Excerpts from an interface dataset:
-----

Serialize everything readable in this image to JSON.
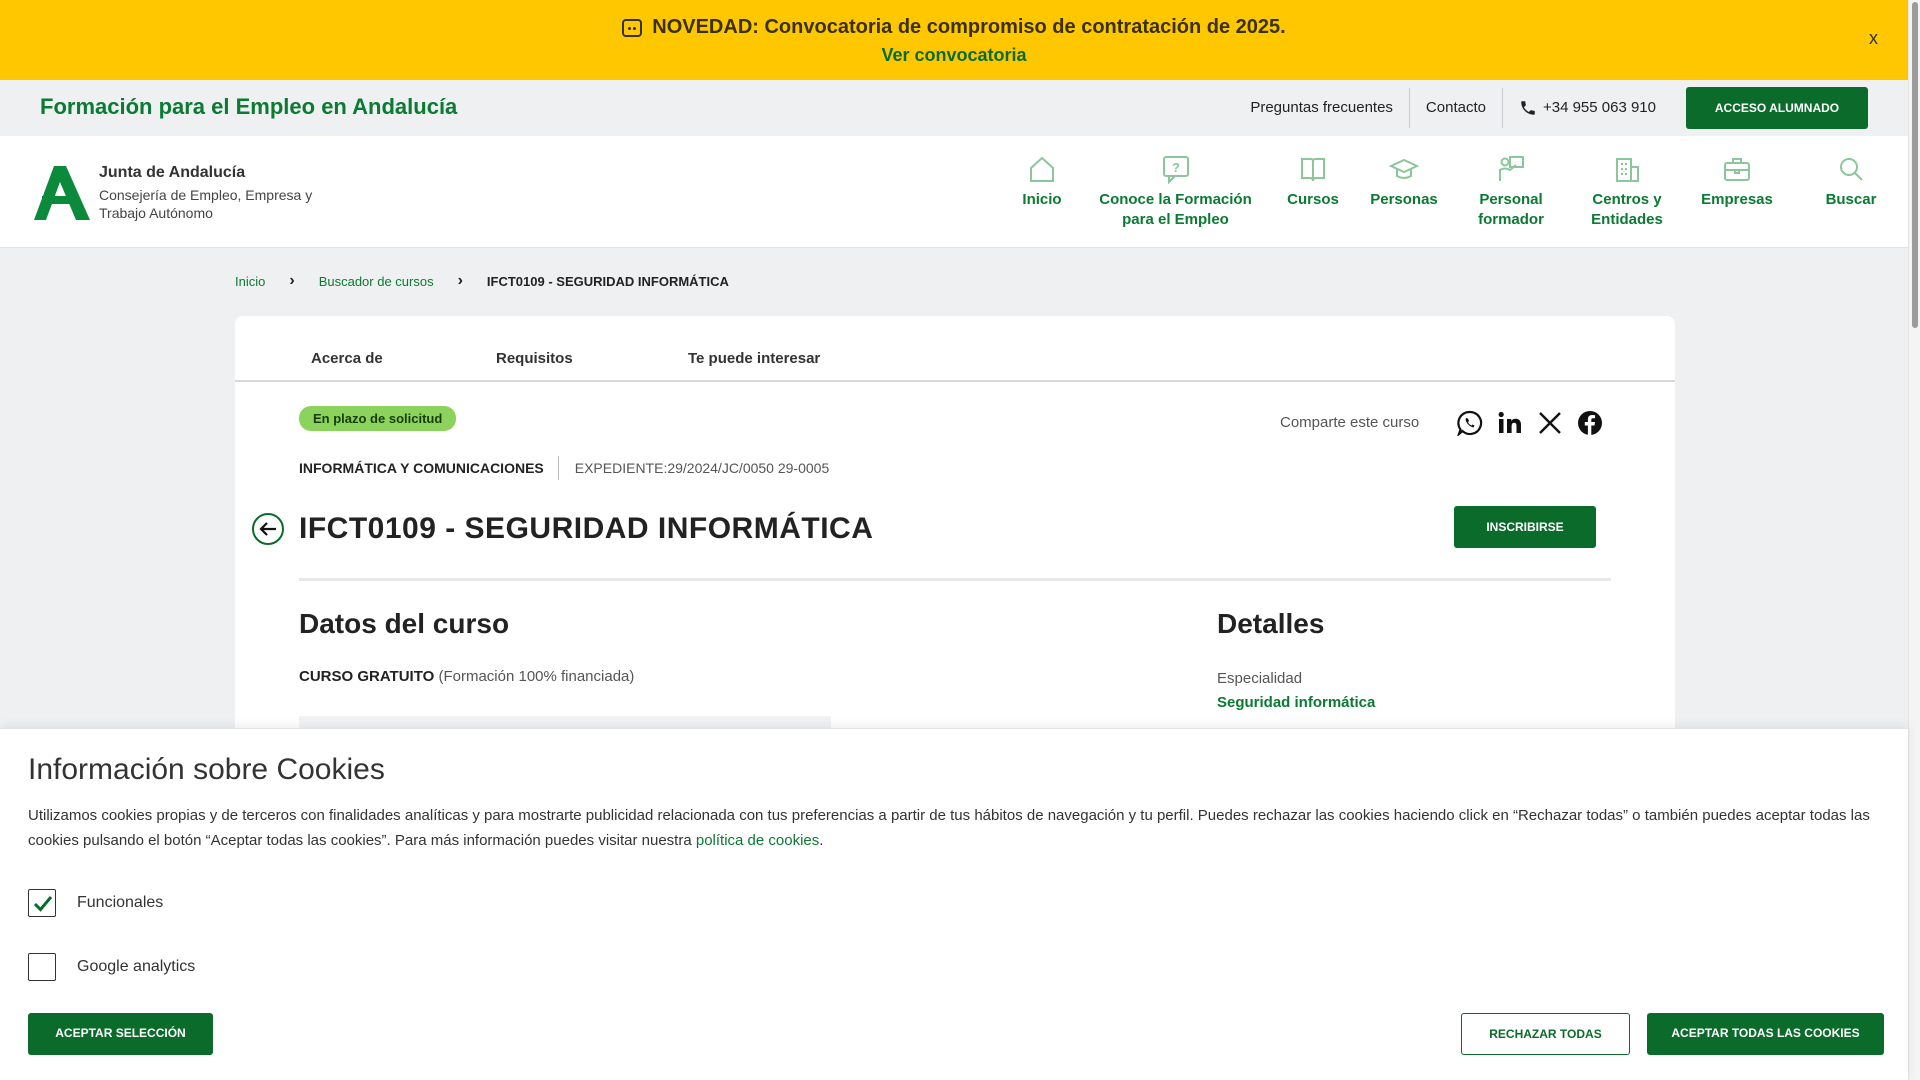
{
  "announcement": {
    "text": "NOVEDAD: Convocatoria de compromiso de contratación de 2025.",
    "link": "Ver convocatoria",
    "close": "x"
  },
  "topbar": {
    "site_title": "Formación para el Empleo en Andalucía",
    "faq": "Preguntas frecuentes",
    "contact": "Contacto",
    "phone": "+34 955 063 910",
    "login": "ACCESO ALUMNADO"
  },
  "header": {
    "org_name": "Junta de Andalucía",
    "org_sub": "Consejería de Empleo, Empresa y Trabajo Autónomo",
    "nav": [
      {
        "label": "Inicio",
        "icon": "home-icon"
      },
      {
        "label": "Conoce la Formación para el Empleo",
        "icon": "question-icon"
      },
      {
        "label": "Cursos",
        "icon": "book-icon"
      },
      {
        "label": "Personas",
        "icon": "graduation-cap-icon"
      },
      {
        "label": "Personal formador",
        "icon": "teacher-icon"
      },
      {
        "label": "Centros y Entidades",
        "icon": "building-icon"
      },
      {
        "label": "Empresas",
        "icon": "briefcase-icon"
      },
      {
        "label": "Buscar",
        "icon": "search-icon"
      }
    ]
  },
  "breadcrumb": [
    "Inicio",
    "Buscador de cursos",
    "IFCT0109 - SEGURIDAD INFORMÁTICA"
  ],
  "course": {
    "tabs": [
      "Acerca de",
      "Requisitos",
      "Te puede interesar"
    ],
    "status": "En plazo de solicitud",
    "share_label": "Comparte este curso",
    "category": "INFORMÁTICA Y COMUNICACIONES",
    "expediente": "EXPEDIENTE:29/2024/JC/0050 29-0005",
    "title": "IFCT0109 - SEGURIDAD INFORMÁTICA",
    "enroll": "INSCRIBIRSE",
    "datos_heading": "Datos del curso",
    "gratuito": "CURSO GRATUITO",
    "gratuito_note": "(Formación 100% financiada)",
    "detalles_heading": "Detalles",
    "especialidad_label": "Especialidad",
    "especialidad_value": "Seguridad informática"
  },
  "cookies": {
    "title": "Información sobre Cookies",
    "text": "Utilizamos cookies propias y de terceros con finalidades analíticas y para mostrarte publicidad relacionada con tus preferencias a partir de tus hábitos de navegación y tu perfil. Puedes rechazar las cookies haciendo click en “Rechazar todas” o también puedes aceptar todas las cookies pulsando el botón “Aceptar todas las cookies”. Para más información puedes visitar nuestra",
    "policy_link": "política de cookies",
    "period": ".",
    "options": [
      {
        "label": "Funcionales",
        "checked": true
      },
      {
        "label": "Google analytics",
        "checked": false
      }
    ],
    "accept_selection": "ACEPTAR SELECCIÓN",
    "reject_all": "RECHAZAR TODAS",
    "accept_all": "ACEPTAR TODAS LAS COOKIES"
  },
  "colors": {
    "brand_green": "#0a6b2a",
    "announcement_yellow": "#ffc700",
    "badge_green": "#8bd35c"
  }
}
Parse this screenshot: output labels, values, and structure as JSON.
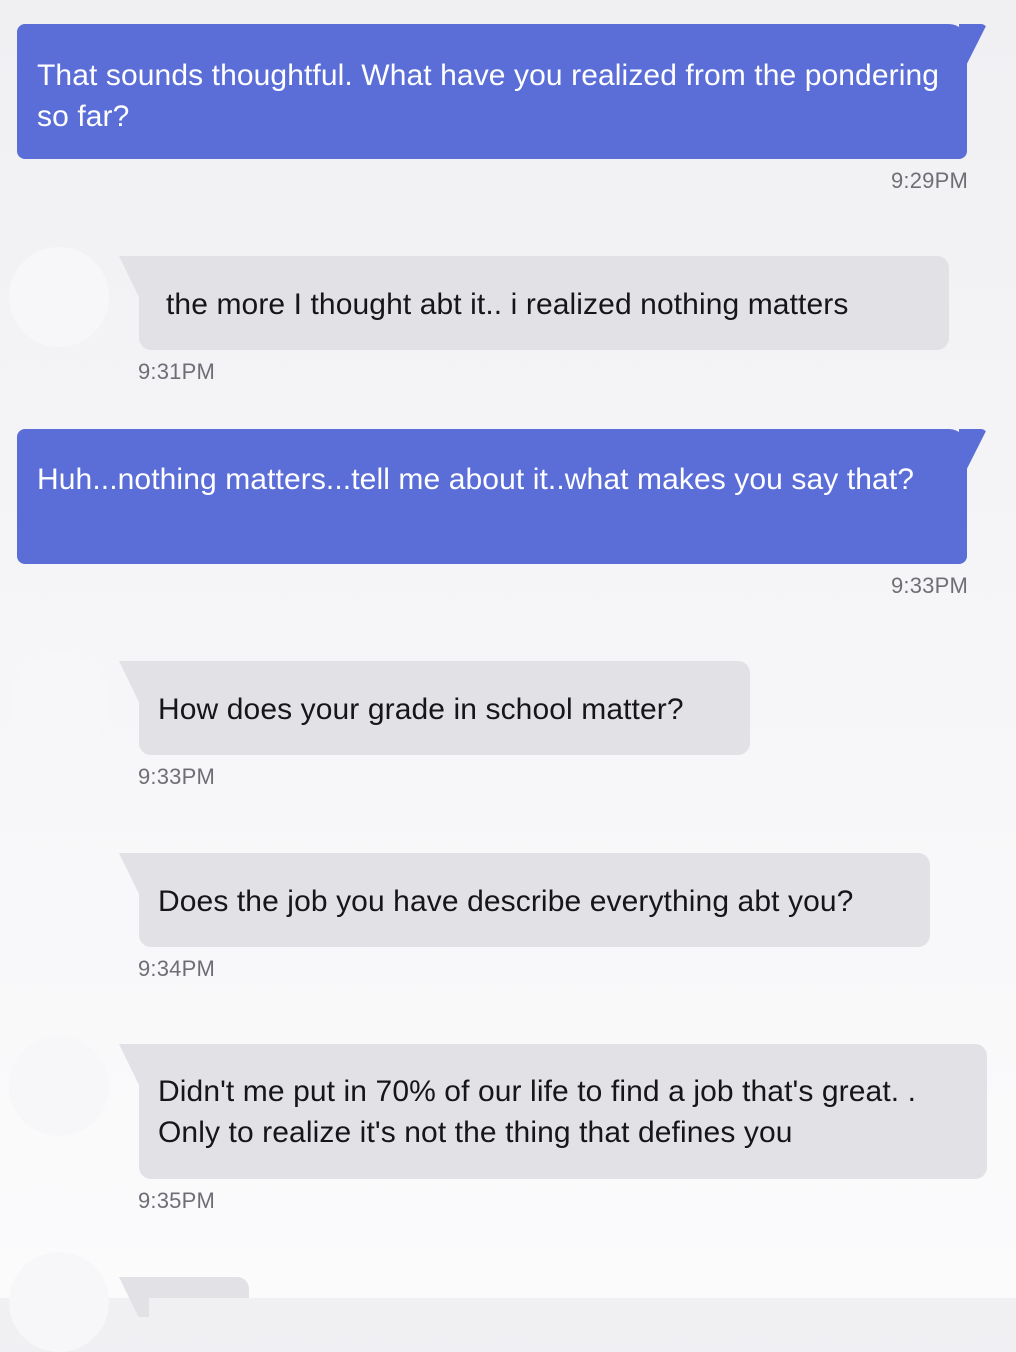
{
  "colors": {
    "sent_bubble": "#5b6ed8",
    "received_bubble": "#e1e1e6",
    "timestamp": "#6e6e76"
  },
  "messages": [
    {
      "direction": "sent",
      "text": "That sounds thoughtful. What have you realized from the pondering so far?",
      "time": "9:29PM"
    },
    {
      "direction": "received",
      "text": "the more I thought abt it.. i realized nothing matters",
      "time": "9:31PM"
    },
    {
      "direction": "sent",
      "text": "Huh...nothing matters...tell me about it..what makes you say that?",
      "time": "9:33PM"
    },
    {
      "direction": "received",
      "text": "How does your grade in school matter?",
      "time": "9:33PM"
    },
    {
      "direction": "received",
      "text": "Does the job you have describe everything abt you?",
      "time": "9:34PM"
    },
    {
      "direction": "received",
      "text": "Didn't me put in 70% of our life to find a job that's great. . Only to realize it's not the thing that defines you",
      "time": "9:35PM"
    },
    {
      "direction": "received",
      "text": "",
      "time": ""
    }
  ]
}
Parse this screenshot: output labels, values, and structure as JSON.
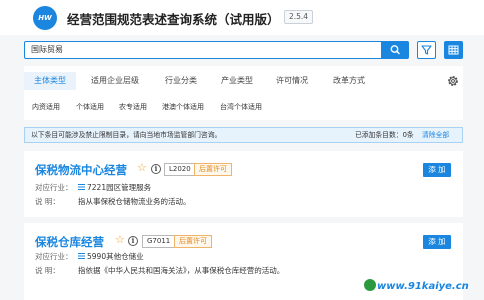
{
  "header": {
    "logo_text": "HW",
    "title": "经营范围规范表述查询系统（试用版）",
    "version": "2.5.4"
  },
  "search": {
    "value": "国际贸易"
  },
  "tabs": [
    {
      "label": "主体类型",
      "active": true
    },
    {
      "label": "适用企业层级"
    },
    {
      "label": "行业分类"
    },
    {
      "label": "产业类型"
    },
    {
      "label": "许可情况"
    },
    {
      "label": "改革方式"
    }
  ],
  "subfilters": [
    "内资适用",
    "个体适用",
    "农专适用",
    "港澳个体适用",
    "台湾个体适用"
  ],
  "notice": {
    "text": "以下条目可能涉及禁止限制目录，请向当地市场监管部门咨询。",
    "count_text": "已添加条目数：0条",
    "clear_label": "清除全部"
  },
  "items": [
    {
      "title": "保税物流中心经营",
      "code": "L2020",
      "permit": "后置许可",
      "add_label": "添 加",
      "industry_label": "对应行业：",
      "industry": "7221园区管理服务",
      "desc_label": "说 明：",
      "desc": "指从事保税仓储物流业务的活动。"
    },
    {
      "title": "保税仓库经营",
      "code": "G7011",
      "permit": "后置许可",
      "add_label": "添 加",
      "industry_label": "对应行业：",
      "industry": "5990其他仓储业",
      "desc_label": "说 明：",
      "desc": "指依据《中华人民共和国海关法》，从事保税仓库经营的活动。"
    }
  ],
  "watermark": "www.91kaiye.cn",
  "colors": {
    "accent": "#1a86e0",
    "permit": "#e68a1a",
    "star": "#f0a020"
  }
}
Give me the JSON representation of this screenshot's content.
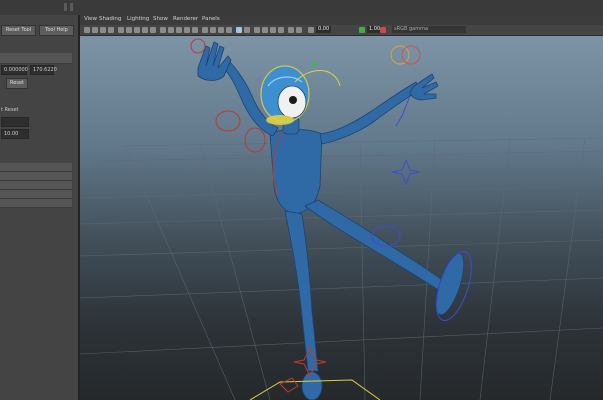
{
  "left_panel": {
    "buttons": {
      "reset_tool": "Reset Tool",
      "tool_help": "Tool Help",
      "reset": "Reset"
    },
    "fields": {
      "value_a": "0.000000",
      "value_b": "170.6220"
    },
    "label_reset_partial": "t Reset",
    "field_partial": "10.00"
  },
  "viewport": {
    "menus": [
      "View",
      "Shading",
      "Lighting",
      "Show",
      "Renderer",
      "Panels"
    ],
    "toolbar": {
      "value_1": "0.00",
      "value_2": "1.00",
      "color_space": "sRGB gamma"
    }
  },
  "colors": {
    "character": "#2e6aa8",
    "helmet": "#3d8fd0",
    "control_red": "#c0392b",
    "control_blue": "#3a4ed0",
    "control_yellow": "#e0d040",
    "grid": "#5d6b75"
  }
}
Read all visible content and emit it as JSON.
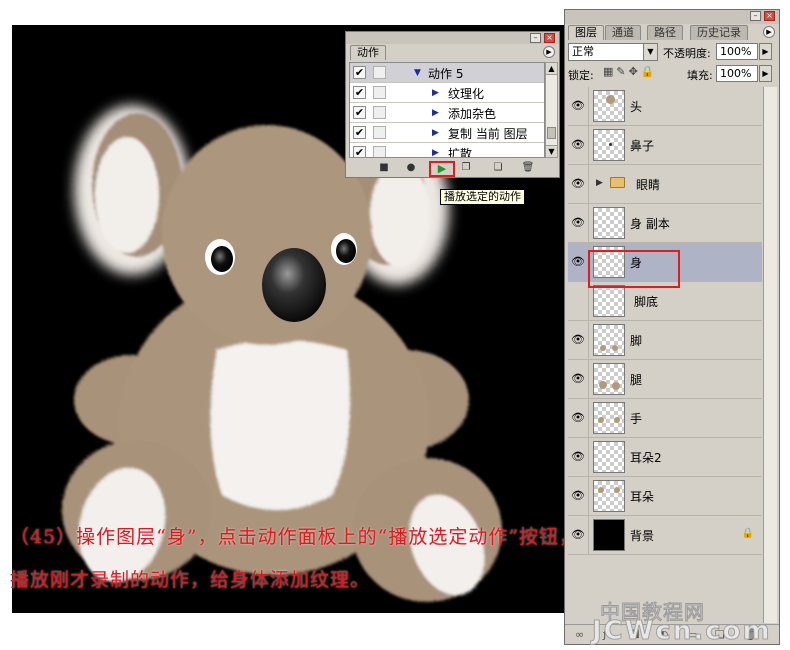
{
  "caption": {
    "line1": "（45）操作图层“身”，点击动作面板上的“播放选定动作”按钮，",
    "line2": "播放刚才录制的动作，给身体添加纹理。"
  },
  "actions_panel": {
    "tab": "动作",
    "items": [
      {
        "label": "动作 5",
        "checked": "✔",
        "expanded": true
      },
      {
        "label": "纹理化",
        "checked": "✔"
      },
      {
        "label": "添加杂色",
        "checked": "✔"
      },
      {
        "label": "复制 当前 图层",
        "checked": "✔"
      },
      {
        "label": "扩散",
        "checked": "✔"
      }
    ],
    "toolbar": {
      "stop": "■",
      "record": "●",
      "play": "▶",
      "new_set": "❐",
      "new_action": "❏",
      "delete": "🗑"
    },
    "tooltip": "播放选定的动作"
  },
  "layers_panel": {
    "tabs": [
      "图层",
      "通道",
      "路径",
      "历史记录"
    ],
    "blend_mode": "正常",
    "opacity_label": "不透明度:",
    "opacity_value": "100%",
    "lock_label": "锁定:",
    "fill_label": "填充:",
    "fill_value": "100%",
    "layers": [
      {
        "name": "头"
      },
      {
        "name": "鼻子"
      },
      {
        "name": "眼睛",
        "type": "group"
      },
      {
        "name": "身 副本"
      },
      {
        "name": "身",
        "selected": true
      },
      {
        "name": "脚底"
      },
      {
        "name": "脚"
      },
      {
        "name": "腿"
      },
      {
        "name": "手"
      },
      {
        "name": "耳朵2"
      },
      {
        "name": "耳朵"
      },
      {
        "name": "背景",
        "locked": true
      }
    ],
    "bottom_icons": [
      "link-icon",
      "layer-style-icon",
      "mask-icon",
      "adjustment-icon",
      "folder-icon",
      "new-layer-icon",
      "trash-icon"
    ]
  },
  "watermark": {
    "line1": "中国教程网",
    "line2": "JCWcn.com"
  },
  "colors": {
    "caption": "#e8141a",
    "highlight": "#e31b1b",
    "selected_row": "#aeb3c6",
    "koala_fur": "#a9927a"
  }
}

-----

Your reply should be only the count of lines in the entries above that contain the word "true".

▶ _Task response_:
5